### Aim of the exercise
Write out all of the records, keeping each one exactly as written.

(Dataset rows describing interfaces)
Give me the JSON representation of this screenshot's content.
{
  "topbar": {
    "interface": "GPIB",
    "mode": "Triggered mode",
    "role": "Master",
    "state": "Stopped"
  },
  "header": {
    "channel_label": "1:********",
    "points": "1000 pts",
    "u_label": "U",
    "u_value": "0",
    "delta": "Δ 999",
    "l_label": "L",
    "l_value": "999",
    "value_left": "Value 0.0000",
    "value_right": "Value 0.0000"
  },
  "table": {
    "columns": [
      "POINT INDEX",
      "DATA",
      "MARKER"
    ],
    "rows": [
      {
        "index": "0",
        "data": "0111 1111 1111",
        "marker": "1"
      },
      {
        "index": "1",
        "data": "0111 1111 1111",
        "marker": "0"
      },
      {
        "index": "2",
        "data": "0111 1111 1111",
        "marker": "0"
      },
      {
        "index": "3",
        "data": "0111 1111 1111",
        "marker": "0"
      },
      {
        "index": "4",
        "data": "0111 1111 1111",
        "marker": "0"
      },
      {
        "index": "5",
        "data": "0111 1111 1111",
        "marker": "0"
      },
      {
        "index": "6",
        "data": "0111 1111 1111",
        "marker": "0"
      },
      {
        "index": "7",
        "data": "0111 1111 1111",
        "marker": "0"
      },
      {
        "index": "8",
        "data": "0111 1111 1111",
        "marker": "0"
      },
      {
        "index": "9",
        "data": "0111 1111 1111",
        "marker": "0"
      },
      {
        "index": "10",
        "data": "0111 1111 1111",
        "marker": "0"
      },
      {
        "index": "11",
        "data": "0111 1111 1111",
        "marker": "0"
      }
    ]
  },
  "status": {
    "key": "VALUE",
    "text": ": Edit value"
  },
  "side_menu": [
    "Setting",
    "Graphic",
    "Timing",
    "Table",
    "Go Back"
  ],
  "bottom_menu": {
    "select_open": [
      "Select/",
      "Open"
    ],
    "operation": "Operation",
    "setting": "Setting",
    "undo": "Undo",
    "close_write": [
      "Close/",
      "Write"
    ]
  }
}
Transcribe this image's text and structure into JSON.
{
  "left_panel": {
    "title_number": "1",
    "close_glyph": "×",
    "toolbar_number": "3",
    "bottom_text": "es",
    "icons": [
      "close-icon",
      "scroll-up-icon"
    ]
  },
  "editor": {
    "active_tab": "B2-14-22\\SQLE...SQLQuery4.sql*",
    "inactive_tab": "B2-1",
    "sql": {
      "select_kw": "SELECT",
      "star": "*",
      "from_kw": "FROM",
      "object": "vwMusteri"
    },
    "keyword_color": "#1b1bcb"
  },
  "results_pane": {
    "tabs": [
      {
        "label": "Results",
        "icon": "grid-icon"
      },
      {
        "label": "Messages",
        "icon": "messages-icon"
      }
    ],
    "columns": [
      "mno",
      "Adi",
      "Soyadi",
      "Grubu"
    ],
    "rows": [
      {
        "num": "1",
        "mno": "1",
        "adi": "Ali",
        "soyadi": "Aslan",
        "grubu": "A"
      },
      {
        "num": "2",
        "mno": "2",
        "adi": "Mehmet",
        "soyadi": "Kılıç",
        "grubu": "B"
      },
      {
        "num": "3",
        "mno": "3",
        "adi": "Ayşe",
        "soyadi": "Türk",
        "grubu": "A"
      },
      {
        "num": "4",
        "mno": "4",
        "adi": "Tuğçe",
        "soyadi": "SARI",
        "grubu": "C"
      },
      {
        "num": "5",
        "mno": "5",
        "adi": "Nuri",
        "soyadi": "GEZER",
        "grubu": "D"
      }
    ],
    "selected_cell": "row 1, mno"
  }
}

### Exercise response
Give me the JSON representation of this screenshot's content.
{
  "topbar": {
    "interface": "GPIB",
    "mode": "Triggered mode",
    "role": "Master",
    "state": "Stopped"
  },
  "header": {
    "channel_label": "1:********",
    "points": "1000 pts",
    "u_label": "U",
    "u_value": "0",
    "delta": "Δ 999",
    "l_label": "L",
    "l_value": "999",
    "value_left": "Value 0.0000",
    "value_right": "Value 0.0000"
  },
  "table": {
    "columns": [
      "POINT INDEX",
      "DATA",
      "MARKER"
    ],
    "rows": [
      {
        "index": "0",
        "data": "0111 1111 1111",
        "marker": "1"
      },
      {
        "index": "1",
        "data": "0111 1111 1111",
        "marker": "0"
      },
      {
        "index": "2",
        "data": "0111 1111 1111",
        "marker": "0"
      },
      {
        "index": "3",
        "data": "0111 1111 1111",
        "marker": "0"
      },
      {
        "index": "4",
        "data": "0111 1111 1111",
        "marker": "0"
      },
      {
        "index": "5",
        "data": "0111 1111 1111",
        "marker": "0"
      },
      {
        "index": "6",
        "data": "0111 1111 1111",
        "marker": "0"
      },
      {
        "index": "7",
        "data": "0111 1111 1111",
        "marker": "0"
      },
      {
        "index": "8",
        "data": "0111 1111 1111",
        "marker": "0"
      },
      {
        "index": "9",
        "data": "0111 1111 1111",
        "marker": "0"
      },
      {
        "index": "10",
        "data": "0111 1111 1111",
        "marker": "0"
      },
      {
        "index": "11",
        "data": "0111 1111 1111",
        "marker": "0"
      }
    ]
  },
  "status": {
    "key": "VALUE",
    "text": ": Edit value"
  },
  "side_menu": [
    "Setting",
    "Graphic",
    "Timing",
    "Table",
    "Go Back"
  ],
  "bottom_menu": {
    "select_open": [
      "Select/",
      "Open"
    ],
    "operation": "Operation",
    "setting": "Setting",
    "undo": "Undo",
    "close_write": [
      "Close/",
      "Write"
    ]
  }
}
Transcribe this image's text and structure into JSON.
{
  "left_panel": {
    "title_number": "1",
    "close_glyph": "×",
    "toolbar_number": "3",
    "bottom_text": "es",
    "icons": [
      "close-icon",
      "scroll-up-icon"
    ]
  },
  "editor": {
    "active_tab": "B2-14-22\\SQLE...SQLQuery4.sql*",
    "inactive_tab": "B2-1",
    "sql": {
      "select_kw": "SELECT",
      "star": "*",
      "from_kw": "FROM",
      "object": "vwMusteri"
    },
    "keyword_color": "#1b1bcb"
  },
  "results_pane": {
    "tabs": [
      {
        "label": "Results",
        "icon": "grid-icon"
      },
      {
        "label": "Messages",
        "icon": "messages-icon"
      }
    ],
    "columns": [
      "mno",
      "Adi",
      "Soyadi",
      "Grubu"
    ],
    "rows": [
      {
        "num": "1",
        "mno": "1",
        "adi": "Ali",
        "soyadi": "Aslan",
        "grubu": "A"
      },
      {
        "num": "2",
        "mno": "2",
        "adi": "Mehmet",
        "soyadi": "Kılıç",
        "grubu": "B"
      },
      {
        "num": "3",
        "mno": "3",
        "adi": "Ayşe",
        "soyadi": "Türk",
        "grubu": "A"
      },
      {
        "num": "4",
        "mno": "4",
        "adi": "Tuğçe",
        "soyadi": "SARI",
        "grubu": "C"
      },
      {
        "num": "5",
        "mno": "5",
        "adi": "Nuri",
        "soyadi": "GEZER",
        "grubu": "D"
      }
    ],
    "selected_cell": "row 1, mno"
  }
}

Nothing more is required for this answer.